-- WORK REQUEST --
The records below are to be duplicated character for character.

....

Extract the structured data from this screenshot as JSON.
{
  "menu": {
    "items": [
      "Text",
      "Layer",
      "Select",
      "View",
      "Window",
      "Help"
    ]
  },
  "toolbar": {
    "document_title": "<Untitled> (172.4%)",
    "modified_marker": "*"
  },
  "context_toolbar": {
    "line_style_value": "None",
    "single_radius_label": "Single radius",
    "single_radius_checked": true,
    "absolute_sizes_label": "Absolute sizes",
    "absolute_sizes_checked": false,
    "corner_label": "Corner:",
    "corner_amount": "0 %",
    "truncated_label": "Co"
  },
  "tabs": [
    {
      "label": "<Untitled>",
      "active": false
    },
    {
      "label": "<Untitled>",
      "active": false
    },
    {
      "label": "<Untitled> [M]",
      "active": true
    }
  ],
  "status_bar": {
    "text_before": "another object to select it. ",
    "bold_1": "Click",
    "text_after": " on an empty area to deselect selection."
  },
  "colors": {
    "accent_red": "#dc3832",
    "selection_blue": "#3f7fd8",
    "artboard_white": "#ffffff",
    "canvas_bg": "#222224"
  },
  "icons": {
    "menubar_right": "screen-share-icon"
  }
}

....

-- TASK RESULT --
Extract the structured data from this screenshot as JSON.
{
  "menu": {
    "items": [
      "Text",
      "Layer",
      "Select",
      "View",
      "Window",
      "Help"
    ]
  },
  "toolbar": {
    "document_title": "<Untitled> (172.4%)",
    "modified_marker": "*"
  },
  "context_toolbar": {
    "line_style_value": "None",
    "single_radius_label": "Single radius",
    "single_radius_checked": true,
    "absolute_sizes_label": "Absolute sizes",
    "absolute_sizes_checked": false,
    "corner_label": "Corner:",
    "corner_amount": "0 %",
    "truncated_label": "Co"
  },
  "tabs": [
    {
      "label": "<Untitled>",
      "active": false
    },
    {
      "label": "<Untitled>",
      "active": false
    },
    {
      "label": "<Untitled> [M]",
      "active": true
    }
  ],
  "status_bar": {
    "text_before": "another object to select it. ",
    "bold_1": "Click",
    "text_after": " on an empty area to deselect selection."
  },
  "colors": {
    "accent_red": "#dc3832",
    "selection_blue": "#3f7fd8",
    "artboard_white": "#ffffff",
    "canvas_bg": "#222224"
  },
  "icons": {
    "menubar_right": "screen-share-icon"
  }
}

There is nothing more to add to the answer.